The Illecillewaet Névé on photo left and Asulkan Glacier above the amazing Asulkan Valley with the return route trail and the snow slope we will need to cross below in Glacier National Park, BC, Canada.
Glacial silt-laden water flow from the Vaux Glacier and the Illecillewaet Névé creating the Illecillewaet River which feeds the Columbia River at Revelstoke from Glacier National Park, British Columbia, Canada.
Following a relaxing lunch and rest for the feet, the descent begins from the top of Abbott Ridge initially via the same trail used for ascent. Skies are more heavily overcast. The excellent trail travels rocky, artistic terrain with subtle, but colorful, shrubbery borders and sweeping views of glaciated mountain scenery is punctuated by the sight and reverberating sound of pounding, white water flow in mighty rivers and waterfalls.
The longer, more scenic trail will be engaged for descent as a better and different alternative than the shorter, steeper, rocky-terrain trail ascended earlier.
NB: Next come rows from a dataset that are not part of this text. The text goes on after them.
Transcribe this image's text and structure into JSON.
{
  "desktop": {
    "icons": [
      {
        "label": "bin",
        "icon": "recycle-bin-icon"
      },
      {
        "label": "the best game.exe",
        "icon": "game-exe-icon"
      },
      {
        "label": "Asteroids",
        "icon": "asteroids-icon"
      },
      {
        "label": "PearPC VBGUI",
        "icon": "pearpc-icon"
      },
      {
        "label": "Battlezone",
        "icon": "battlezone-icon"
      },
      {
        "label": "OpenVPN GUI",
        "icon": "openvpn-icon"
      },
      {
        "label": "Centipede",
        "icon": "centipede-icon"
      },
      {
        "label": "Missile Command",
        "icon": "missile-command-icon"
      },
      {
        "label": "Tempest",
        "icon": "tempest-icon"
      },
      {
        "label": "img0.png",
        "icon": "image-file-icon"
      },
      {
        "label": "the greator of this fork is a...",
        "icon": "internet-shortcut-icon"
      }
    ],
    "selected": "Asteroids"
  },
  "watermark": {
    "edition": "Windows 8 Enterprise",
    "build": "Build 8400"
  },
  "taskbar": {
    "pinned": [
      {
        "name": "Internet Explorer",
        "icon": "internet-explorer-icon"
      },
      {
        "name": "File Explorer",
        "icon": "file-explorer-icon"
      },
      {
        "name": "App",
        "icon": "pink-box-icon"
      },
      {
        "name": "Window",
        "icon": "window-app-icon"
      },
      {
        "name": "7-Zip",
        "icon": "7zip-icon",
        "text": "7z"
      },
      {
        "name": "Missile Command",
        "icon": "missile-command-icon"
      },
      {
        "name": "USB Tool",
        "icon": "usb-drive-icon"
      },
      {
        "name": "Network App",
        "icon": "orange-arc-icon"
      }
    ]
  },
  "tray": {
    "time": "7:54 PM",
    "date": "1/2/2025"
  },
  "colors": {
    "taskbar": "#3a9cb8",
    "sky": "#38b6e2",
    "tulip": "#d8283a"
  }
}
Climbing on a steep trail is safer and easier than descending the same trail.
Gradual descent into the massive rock bowl with the gigantic snow slope beneath Abbott Ridge on the longer trail back to the Abbott Ridge trail-head in Glacier National Park, British Columbia, Canada.
The snow is hard on an ice base. It is a long way to the bottom. A minor incident occurs which delays crossing and will require medical attention.
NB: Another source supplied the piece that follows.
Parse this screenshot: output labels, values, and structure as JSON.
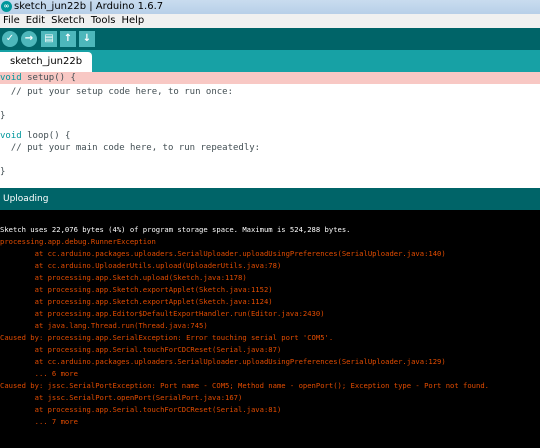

There is only 5.0 KM (3⅛ miles) of downhill hiking remaining. All the remaining pictures of this day are taken on my behalf.
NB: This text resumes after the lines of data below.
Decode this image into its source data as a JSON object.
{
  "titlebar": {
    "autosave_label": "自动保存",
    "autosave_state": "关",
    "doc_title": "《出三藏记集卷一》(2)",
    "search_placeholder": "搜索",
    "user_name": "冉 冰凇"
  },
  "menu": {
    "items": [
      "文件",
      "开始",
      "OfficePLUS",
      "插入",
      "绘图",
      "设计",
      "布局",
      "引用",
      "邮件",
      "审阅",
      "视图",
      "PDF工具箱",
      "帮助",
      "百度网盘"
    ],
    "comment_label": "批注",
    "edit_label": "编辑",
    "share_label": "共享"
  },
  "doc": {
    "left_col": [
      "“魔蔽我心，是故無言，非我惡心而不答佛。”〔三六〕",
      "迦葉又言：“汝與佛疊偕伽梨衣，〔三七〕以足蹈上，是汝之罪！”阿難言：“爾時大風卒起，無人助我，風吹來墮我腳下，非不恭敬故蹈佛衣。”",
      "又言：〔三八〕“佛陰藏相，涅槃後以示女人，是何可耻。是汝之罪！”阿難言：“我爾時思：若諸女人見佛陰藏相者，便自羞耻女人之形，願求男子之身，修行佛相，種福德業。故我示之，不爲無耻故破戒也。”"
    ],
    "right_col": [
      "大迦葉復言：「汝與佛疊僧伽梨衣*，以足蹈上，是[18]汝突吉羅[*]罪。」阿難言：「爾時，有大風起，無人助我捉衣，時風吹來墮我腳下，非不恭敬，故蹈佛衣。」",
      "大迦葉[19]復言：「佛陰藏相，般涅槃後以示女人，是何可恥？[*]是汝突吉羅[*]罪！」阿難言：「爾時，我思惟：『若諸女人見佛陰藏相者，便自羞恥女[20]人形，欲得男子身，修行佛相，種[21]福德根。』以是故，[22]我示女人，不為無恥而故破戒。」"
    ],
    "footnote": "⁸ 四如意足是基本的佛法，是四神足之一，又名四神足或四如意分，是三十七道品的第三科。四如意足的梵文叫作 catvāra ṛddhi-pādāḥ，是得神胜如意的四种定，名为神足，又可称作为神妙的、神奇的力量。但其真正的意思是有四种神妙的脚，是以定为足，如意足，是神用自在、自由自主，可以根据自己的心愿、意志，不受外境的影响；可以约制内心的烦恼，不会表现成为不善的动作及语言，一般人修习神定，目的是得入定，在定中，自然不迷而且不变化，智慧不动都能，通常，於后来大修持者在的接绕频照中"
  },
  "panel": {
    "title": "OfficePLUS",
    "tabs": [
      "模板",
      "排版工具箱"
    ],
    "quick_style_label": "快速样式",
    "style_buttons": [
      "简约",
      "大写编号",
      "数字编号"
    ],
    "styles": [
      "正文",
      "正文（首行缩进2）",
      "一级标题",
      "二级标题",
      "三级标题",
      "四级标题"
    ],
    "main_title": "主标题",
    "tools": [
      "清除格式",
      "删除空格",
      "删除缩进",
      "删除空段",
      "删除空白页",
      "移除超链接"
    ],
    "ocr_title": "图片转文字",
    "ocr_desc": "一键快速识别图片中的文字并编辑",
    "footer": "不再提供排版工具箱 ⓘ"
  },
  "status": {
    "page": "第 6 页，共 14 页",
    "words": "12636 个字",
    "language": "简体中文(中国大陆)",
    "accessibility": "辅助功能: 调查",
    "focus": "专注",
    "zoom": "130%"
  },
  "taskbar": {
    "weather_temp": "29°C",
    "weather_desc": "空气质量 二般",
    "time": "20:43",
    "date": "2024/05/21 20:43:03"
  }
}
Pressing on after the snow slope accident, hiking downhill into spectacular views on the home stretch with a single pole to Illecillewaet Campground parking in Glacier National Park, British Columbia, Canada
A quick pace is maintained on the descent. Threatening, overcast skies are holding back and throughout the remainder of the edgy descent around the rock bowl, beneath Mount Abbott, the scenery and immensity of surrounding features create a visual extravaganza which consumes the senses.
Switchbacks provide rapid descent near the lower edge of the rock bowl and the trail levels at a meadow before hiking on relatively flat trail through lush, old forest punctuated by impressive sections of rock slide. It is a constantly changing and very interesting section of trail which returns to the junction with the original trail descending from Marion Lake to the parking area at the large and well-appointed Illecillewaet Campground.
Back at the Abbott Ridge trail-head the hike proceeds through the foundations of Glacier House. Interpretive plaques provide interesting history of this important historical resource in Glacier National Park, British Columbia, Canada.
Skies begin to clear again as the hike continues on the 1885 Rail Trail over the stone arch bridge above the glacial silt-laden Illecillewaet River near Illecillewaet Campground in Glacier National Park, BC, Canada.
The long drive home through Glacier National Park over Rogers Pass to the Palliser Lodge at Kicking Horse Mountain Resort above Golden, BC begins in the long shadows of late afternoon and ends late in the dark. On the drive up the road above Golden, a large owl narrowly avoids hitting the Dodge Journey as it flies into the path of our headlights on a hunt interrupted.
Hiking crampons would have made the crossing safe. Careful and slow progress would have made this crossing safe. Taking the alternate, and likely faster route, by scrambling scree above the snow slope would have made this crossing safe. Hindsight is always 20/20. Be careful and stay safe out there.
Photographs for this post were captured on August 7, 2013 in Rogers Pass, Glacier National Park and Revelstoke, British Columbia, Canada.